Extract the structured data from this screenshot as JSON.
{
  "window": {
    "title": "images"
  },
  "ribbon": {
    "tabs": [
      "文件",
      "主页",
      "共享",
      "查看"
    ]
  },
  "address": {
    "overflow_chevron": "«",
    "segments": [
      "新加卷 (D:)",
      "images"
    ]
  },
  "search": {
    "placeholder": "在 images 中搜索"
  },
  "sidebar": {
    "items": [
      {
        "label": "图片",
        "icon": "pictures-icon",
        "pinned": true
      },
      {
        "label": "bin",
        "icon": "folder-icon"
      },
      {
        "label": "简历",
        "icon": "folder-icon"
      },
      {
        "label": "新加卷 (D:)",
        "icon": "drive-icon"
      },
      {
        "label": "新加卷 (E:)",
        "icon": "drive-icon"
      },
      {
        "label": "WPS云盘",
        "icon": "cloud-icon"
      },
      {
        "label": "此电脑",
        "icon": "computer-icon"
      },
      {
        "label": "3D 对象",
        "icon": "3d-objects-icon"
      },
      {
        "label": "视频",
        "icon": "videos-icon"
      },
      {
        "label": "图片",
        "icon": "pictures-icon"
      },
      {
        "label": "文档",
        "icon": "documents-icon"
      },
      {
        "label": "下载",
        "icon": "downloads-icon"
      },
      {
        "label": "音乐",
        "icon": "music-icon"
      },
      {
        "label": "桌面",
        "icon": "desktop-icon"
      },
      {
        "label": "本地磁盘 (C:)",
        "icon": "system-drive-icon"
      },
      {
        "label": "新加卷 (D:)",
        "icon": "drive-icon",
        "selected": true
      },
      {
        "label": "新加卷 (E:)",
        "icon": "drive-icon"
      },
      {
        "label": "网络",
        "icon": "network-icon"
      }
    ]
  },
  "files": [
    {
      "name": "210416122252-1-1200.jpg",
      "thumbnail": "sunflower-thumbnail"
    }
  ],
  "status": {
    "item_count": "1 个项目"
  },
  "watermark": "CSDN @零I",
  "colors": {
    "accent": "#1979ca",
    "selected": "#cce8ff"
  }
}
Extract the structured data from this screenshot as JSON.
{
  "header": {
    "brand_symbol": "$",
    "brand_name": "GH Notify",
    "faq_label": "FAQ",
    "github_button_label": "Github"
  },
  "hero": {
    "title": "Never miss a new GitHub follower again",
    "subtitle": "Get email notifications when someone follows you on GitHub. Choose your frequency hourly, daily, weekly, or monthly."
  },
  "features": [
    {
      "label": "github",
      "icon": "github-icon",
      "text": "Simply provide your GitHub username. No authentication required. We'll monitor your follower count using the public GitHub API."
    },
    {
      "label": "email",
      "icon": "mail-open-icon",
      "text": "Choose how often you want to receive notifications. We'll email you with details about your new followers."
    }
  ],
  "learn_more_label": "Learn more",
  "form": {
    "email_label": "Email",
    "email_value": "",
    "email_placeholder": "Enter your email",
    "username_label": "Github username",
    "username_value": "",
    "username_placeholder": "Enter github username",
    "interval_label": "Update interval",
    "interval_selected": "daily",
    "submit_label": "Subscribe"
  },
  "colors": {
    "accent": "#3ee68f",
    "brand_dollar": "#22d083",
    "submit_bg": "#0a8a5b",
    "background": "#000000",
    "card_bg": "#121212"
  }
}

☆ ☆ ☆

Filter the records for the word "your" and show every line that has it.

    "subtitle": "Get email notifications when someone follows you on GitHub. Choose your frequency hourly, daily, weekly, or monthly."
      "text": "Simply provide your GitHub username. No authentication required. We'll monitor your follower count using the public GitHub API."
      "text": "Choose how often you want to receive notifications. We'll email you with details about your new followers."
    "email_placeholder": "Enter your email",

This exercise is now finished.